2 Grand Ise Shrine
According to legend, the Ise Shrine in Mie prefecture was founded by the daughter of the eleventh emperor of Japan. She decided on the site’s location after hearing the voice of Amaterasu Omikami (the sun goddess) saying she wished to dwell there. Since the sun goddess is one of the highest-ranking deities in Shinto, Ise is a candidate for the most important shrine in Japan. It’s only in an abstract sense, though, since the nature of Shinto doesn’t really allow for that designation.
Anyway, the main shrine is rebuilt every twenty years according to ancient construction methods, which is thought to keep the shrine forever both new and old. The new shrines are built next to the existing structures, but are guarded by three surrounding fences that visitors are not allowed to pass. The construction method, which is centered around a sacred pillar, is well documented, but all visitors ever see is the thatched roof. Fortunately, Ise is a large complex with more that enough visible shrines to give tourists an eyeful.
There are two areas. One is the naiku, which enshrines the sun goddess and a number of other important deities. The other is called the geku, which enshrines, among others, Toyouke no Omikami, a deity of agriculture and industry for a total of 125 shrines within the complex. Within the naiku is said to reside the Yata no Kagami, a sacred mirror given to the first emperor of Japan by the sun goddess herself. And becauase Amaterasu is said to be the ancestor of the Japanese emperor, only members of the imperial family are allowed to serve as chief priests or priestesses.

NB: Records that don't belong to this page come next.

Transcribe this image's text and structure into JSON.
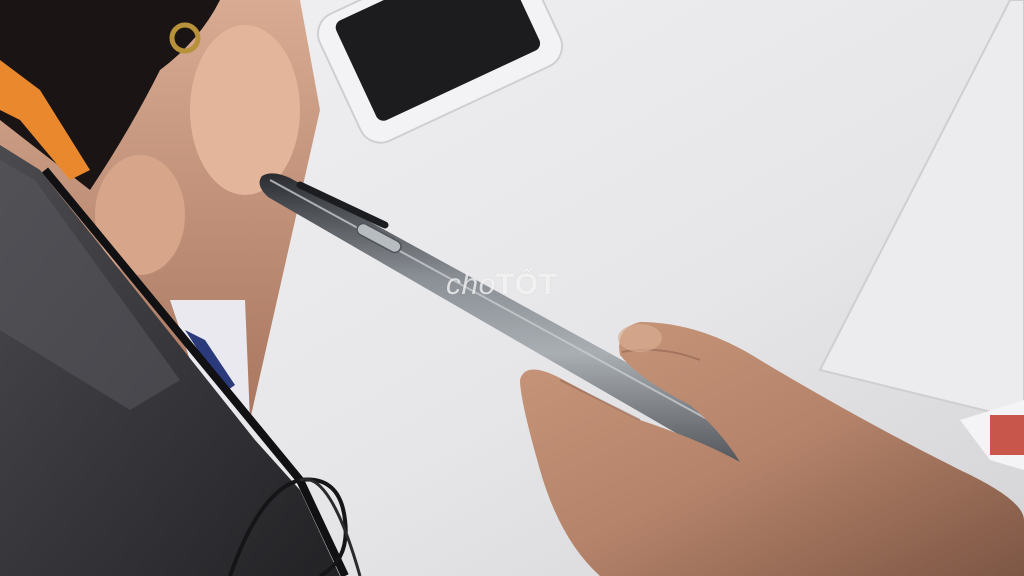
{
  "photo": {
    "subject": "phone-side-profile-in-hand",
    "colors": {
      "table": "#e8e8ea",
      "monitor": "#3a3a3e",
      "phone_frame": "#6f7378",
      "skin": "#b9876a",
      "poster": "#c99a84"
    }
  },
  "watermark": {
    "part1": "cho",
    "part2": "TỐT"
  }
}
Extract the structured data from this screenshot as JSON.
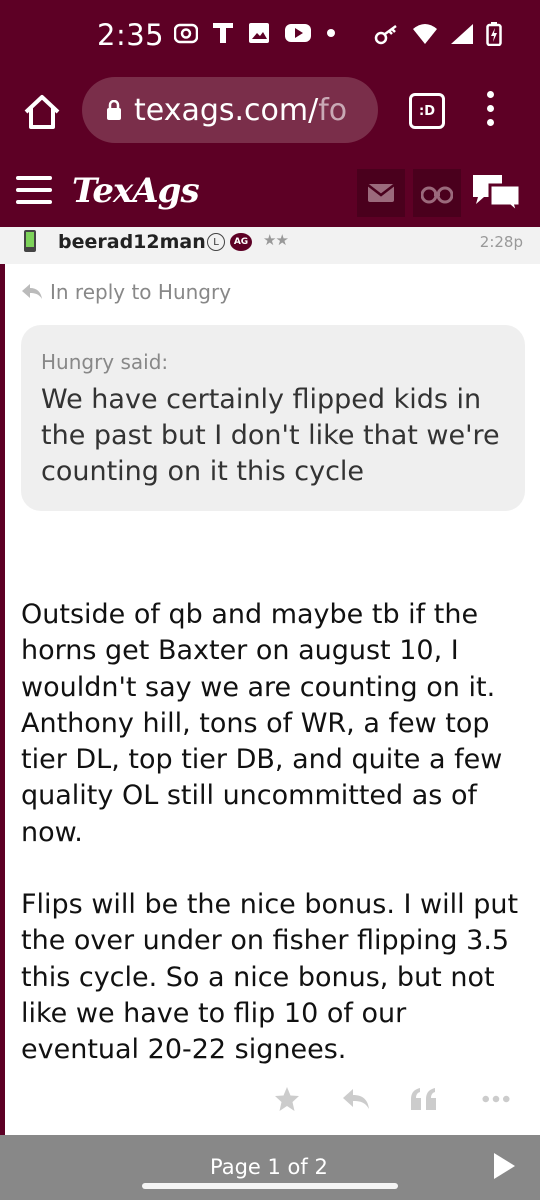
{
  "status_bar": {
    "time": "2:35",
    "left_icons": [
      "camera-icon",
      "t-app-icon",
      "image-icon",
      "youtube-icon",
      "dot-icon"
    ],
    "right_icons": [
      "key-icon",
      "wifi-icon",
      "signal-icon",
      "battery-charging-icon"
    ]
  },
  "browser": {
    "url_main": "texags.com/",
    "url_faded": "fo",
    "tab_badge": ":D"
  },
  "site": {
    "logo": "TexAgs",
    "brand_color": "#5d0025"
  },
  "post": {
    "username": "beerad12man",
    "badge_l": "L",
    "badge_ag": "AG",
    "stars": "★★",
    "time": "2:28p",
    "reply_to": "In reply to Hungry",
    "quote_author": "Hungry said:",
    "quote_text": "We have certainly flipped kids in the past but I don't like that we're counting on it this cycle",
    "body_p1": "Outside of qb and maybe tb if the horns get Baxter on august 10, I wouldn't say we are counting on it. Anthony hill, tons of WR, a few top tier DL, top tier DB, and quite a few quality OL still uncommitted as of now.",
    "body_p2": "Flips will be the nice bonus. I will put the over under on fisher flipping 3.5 this cycle. So a nice bonus, but not like we have to flip 10 of our eventual 20-22 signees."
  },
  "actions": [
    "star-icon",
    "reply-icon",
    "quote-icon",
    "more-icon"
  ],
  "pager": {
    "label": "Page 1 of 2"
  }
}
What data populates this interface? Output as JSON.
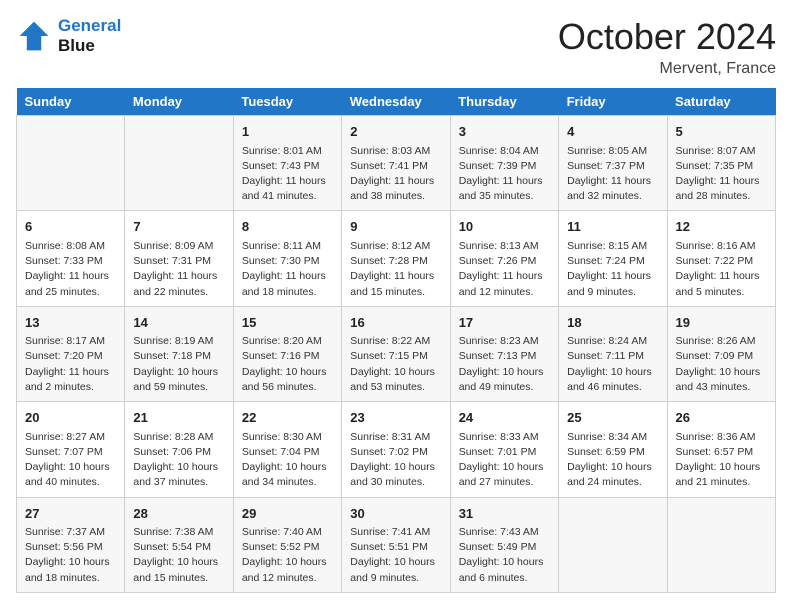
{
  "header": {
    "logo_line1": "General",
    "logo_line2": "Blue",
    "month": "October 2024",
    "location": "Mervent, France"
  },
  "weekdays": [
    "Sunday",
    "Monday",
    "Tuesday",
    "Wednesday",
    "Thursday",
    "Friday",
    "Saturday"
  ],
  "weeks": [
    [
      {
        "day": "",
        "info": ""
      },
      {
        "day": "",
        "info": ""
      },
      {
        "day": "1",
        "info": "Sunrise: 8:01 AM\nSunset: 7:43 PM\nDaylight: 11 hours and 41 minutes."
      },
      {
        "day": "2",
        "info": "Sunrise: 8:03 AM\nSunset: 7:41 PM\nDaylight: 11 hours and 38 minutes."
      },
      {
        "day": "3",
        "info": "Sunrise: 8:04 AM\nSunset: 7:39 PM\nDaylight: 11 hours and 35 minutes."
      },
      {
        "day": "4",
        "info": "Sunrise: 8:05 AM\nSunset: 7:37 PM\nDaylight: 11 hours and 32 minutes."
      },
      {
        "day": "5",
        "info": "Sunrise: 8:07 AM\nSunset: 7:35 PM\nDaylight: 11 hours and 28 minutes."
      }
    ],
    [
      {
        "day": "6",
        "info": "Sunrise: 8:08 AM\nSunset: 7:33 PM\nDaylight: 11 hours and 25 minutes."
      },
      {
        "day": "7",
        "info": "Sunrise: 8:09 AM\nSunset: 7:31 PM\nDaylight: 11 hours and 22 minutes."
      },
      {
        "day": "8",
        "info": "Sunrise: 8:11 AM\nSunset: 7:30 PM\nDaylight: 11 hours and 18 minutes."
      },
      {
        "day": "9",
        "info": "Sunrise: 8:12 AM\nSunset: 7:28 PM\nDaylight: 11 hours and 15 minutes."
      },
      {
        "day": "10",
        "info": "Sunrise: 8:13 AM\nSunset: 7:26 PM\nDaylight: 11 hours and 12 minutes."
      },
      {
        "day": "11",
        "info": "Sunrise: 8:15 AM\nSunset: 7:24 PM\nDaylight: 11 hours and 9 minutes."
      },
      {
        "day": "12",
        "info": "Sunrise: 8:16 AM\nSunset: 7:22 PM\nDaylight: 11 hours and 5 minutes."
      }
    ],
    [
      {
        "day": "13",
        "info": "Sunrise: 8:17 AM\nSunset: 7:20 PM\nDaylight: 11 hours and 2 minutes."
      },
      {
        "day": "14",
        "info": "Sunrise: 8:19 AM\nSunset: 7:18 PM\nDaylight: 10 hours and 59 minutes."
      },
      {
        "day": "15",
        "info": "Sunrise: 8:20 AM\nSunset: 7:16 PM\nDaylight: 10 hours and 56 minutes."
      },
      {
        "day": "16",
        "info": "Sunrise: 8:22 AM\nSunset: 7:15 PM\nDaylight: 10 hours and 53 minutes."
      },
      {
        "day": "17",
        "info": "Sunrise: 8:23 AM\nSunset: 7:13 PM\nDaylight: 10 hours and 49 minutes."
      },
      {
        "day": "18",
        "info": "Sunrise: 8:24 AM\nSunset: 7:11 PM\nDaylight: 10 hours and 46 minutes."
      },
      {
        "day": "19",
        "info": "Sunrise: 8:26 AM\nSunset: 7:09 PM\nDaylight: 10 hours and 43 minutes."
      }
    ],
    [
      {
        "day": "20",
        "info": "Sunrise: 8:27 AM\nSunset: 7:07 PM\nDaylight: 10 hours and 40 minutes."
      },
      {
        "day": "21",
        "info": "Sunrise: 8:28 AM\nSunset: 7:06 PM\nDaylight: 10 hours and 37 minutes."
      },
      {
        "day": "22",
        "info": "Sunrise: 8:30 AM\nSunset: 7:04 PM\nDaylight: 10 hours and 34 minutes."
      },
      {
        "day": "23",
        "info": "Sunrise: 8:31 AM\nSunset: 7:02 PM\nDaylight: 10 hours and 30 minutes."
      },
      {
        "day": "24",
        "info": "Sunrise: 8:33 AM\nSunset: 7:01 PM\nDaylight: 10 hours and 27 minutes."
      },
      {
        "day": "25",
        "info": "Sunrise: 8:34 AM\nSunset: 6:59 PM\nDaylight: 10 hours and 24 minutes."
      },
      {
        "day": "26",
        "info": "Sunrise: 8:36 AM\nSunset: 6:57 PM\nDaylight: 10 hours and 21 minutes."
      }
    ],
    [
      {
        "day": "27",
        "info": "Sunrise: 7:37 AM\nSunset: 5:56 PM\nDaylight: 10 hours and 18 minutes."
      },
      {
        "day": "28",
        "info": "Sunrise: 7:38 AM\nSunset: 5:54 PM\nDaylight: 10 hours and 15 minutes."
      },
      {
        "day": "29",
        "info": "Sunrise: 7:40 AM\nSunset: 5:52 PM\nDaylight: 10 hours and 12 minutes."
      },
      {
        "day": "30",
        "info": "Sunrise: 7:41 AM\nSunset: 5:51 PM\nDaylight: 10 hours and 9 minutes."
      },
      {
        "day": "31",
        "info": "Sunrise: 7:43 AM\nSunset: 5:49 PM\nDaylight: 10 hours and 6 minutes."
      },
      {
        "day": "",
        "info": ""
      },
      {
        "day": "",
        "info": ""
      }
    ]
  ]
}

1 Izumo Taisha
There is no record of when exactly Izumo Taisha was established, but it was mentioned in the Kojiki, the oldest, half-mythological chronicles Japan. It is said that Izumo Taisha was built in honor of Okuninushi, the mythological first ruler of Japan. According to the Chronicles, Okuninushi was the son of Susano-o, the god of storms and seas. He fought his evil brothers to claim rulership over the land, slaying them with his father’s weapons. After this, Amaterasu sent her descendant to administer the land, claiming it had become unruly. Okuninushi gave control over to him and instead became the ruler of magic and spirits as compensation. He is the god of nation-building, farming, business and medicine.
Izumo Taisha is administered by the Senge family, who are said to trace their lineages back to the second son of the sun goddess. (Many families of importance in Japan are said to be the ancestors of the Shinto gods.) Recently, the eldest son of the current administrator married Princess Noriko, the daughter of the Emperor’s cousin, who had to give up her royal status to do so.
Why the shrine of the god who handed over his kingdom at the behest of Amaterasu is number one on the list is the very month of June. Aside from it’s normal translation of “rokugatsu,” June is also known as Kannazuki, or “the month with no gods.” It is said that during the month of June all the Shinto gods (save Ebisu, the slightly deaf god of fishing, who doesn’t hear the summons) leave their shrines and go to Izumo Taisha for a month-long meeting. Of course, since all the deities are present at the shrine at once, June is known locally as Kaniarizuki, the “month with gods.” Traditionally, except for Ebisu, during the month of June the only shrine with any gods to pray to is Izumo Taisha.